share a common source: mni, from the Dakota language, meaning water.
But leaders of the City of Lakes and the Land of Sky-blue Waters have butted heads over a Minneapolis public-art project
intended to celebrate that common water heritage--demonstrating that water can divide as well as unite.
It began in 2007 when the Minneapolis City Council budgeted a half-million dollars to commission 10 drinking fountains designed by local artists to be installed in public places around Minneapolis.
The expenditure of $50,000 per fountain drew criticism, most notably from Gov. Tim Pawlenty
. Although bonds, not state aid, were to pay for the fountains, the project got caught up in the raging debate over state cuts to funding for local governments.
It's an argument recently revived by Tom Emmer, GOP candidate for governor, who criticized
St. Paul's privately funded sidewalk poetry program
as a waste of government money.
Early this year, the Minneapolis City Council scaled back the number of fountains to four. Now, after a dedication ceremony
last Saturday, water is flowing at the first two fountains. "3 Forms
," a fountain by Gita Ghei, Sara Hanson, and JanLouise Kusske (with help from South High School students) draws inspiration from geology formations and fossils in a classical fountain design.
Last fall, the first fountain, "Water of the Doodem Spirits" by St. Paul sculptor Peter Morales

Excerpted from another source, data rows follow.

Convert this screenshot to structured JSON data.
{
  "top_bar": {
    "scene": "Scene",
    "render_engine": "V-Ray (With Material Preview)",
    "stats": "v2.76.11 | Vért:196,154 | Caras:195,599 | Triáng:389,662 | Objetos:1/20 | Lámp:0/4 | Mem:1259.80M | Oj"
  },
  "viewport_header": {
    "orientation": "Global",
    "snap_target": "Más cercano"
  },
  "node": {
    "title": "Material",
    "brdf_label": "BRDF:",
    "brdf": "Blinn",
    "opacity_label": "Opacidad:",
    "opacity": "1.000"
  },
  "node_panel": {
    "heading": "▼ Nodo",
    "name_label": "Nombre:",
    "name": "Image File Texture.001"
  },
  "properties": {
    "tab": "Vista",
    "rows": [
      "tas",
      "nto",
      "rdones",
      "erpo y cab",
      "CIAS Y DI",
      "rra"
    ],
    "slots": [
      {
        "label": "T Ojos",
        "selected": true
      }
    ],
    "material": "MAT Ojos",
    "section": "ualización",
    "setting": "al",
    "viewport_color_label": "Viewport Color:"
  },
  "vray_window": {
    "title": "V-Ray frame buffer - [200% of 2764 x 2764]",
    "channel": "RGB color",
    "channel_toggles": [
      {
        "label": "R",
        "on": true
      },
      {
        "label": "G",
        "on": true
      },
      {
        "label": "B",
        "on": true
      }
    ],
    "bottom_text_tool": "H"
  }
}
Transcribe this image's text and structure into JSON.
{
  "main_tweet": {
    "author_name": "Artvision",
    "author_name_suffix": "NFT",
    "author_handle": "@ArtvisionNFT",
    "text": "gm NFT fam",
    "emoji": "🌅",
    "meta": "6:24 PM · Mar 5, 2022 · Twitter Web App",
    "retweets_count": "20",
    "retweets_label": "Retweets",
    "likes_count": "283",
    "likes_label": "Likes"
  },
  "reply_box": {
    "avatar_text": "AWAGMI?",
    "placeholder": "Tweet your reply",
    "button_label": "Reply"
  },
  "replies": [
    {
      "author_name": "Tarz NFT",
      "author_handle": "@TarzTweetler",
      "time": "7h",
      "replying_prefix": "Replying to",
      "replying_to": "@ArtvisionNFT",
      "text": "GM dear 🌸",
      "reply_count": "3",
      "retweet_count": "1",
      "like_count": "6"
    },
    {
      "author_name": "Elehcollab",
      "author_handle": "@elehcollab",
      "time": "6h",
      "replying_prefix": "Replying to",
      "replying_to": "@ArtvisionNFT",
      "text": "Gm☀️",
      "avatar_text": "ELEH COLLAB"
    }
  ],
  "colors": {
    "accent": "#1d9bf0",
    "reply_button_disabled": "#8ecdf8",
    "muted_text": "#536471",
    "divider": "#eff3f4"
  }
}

, was installed to less fanfare on Franklin Avenue. Morales says he enjoys watching people drink under the gaze of Raven, who is perched above Turtle and Fish in a sculptural treatment drawing on Ojibwe origin stories. There is no sign to explain the fountain's meaning, but stopping for a drink can sometimes elicit interpretations from other
"There's a wide swath of society that goes by there," Morales says. "People took to it right away."
Source: Peter Morales, Balam Studios
Writer: Chris Steller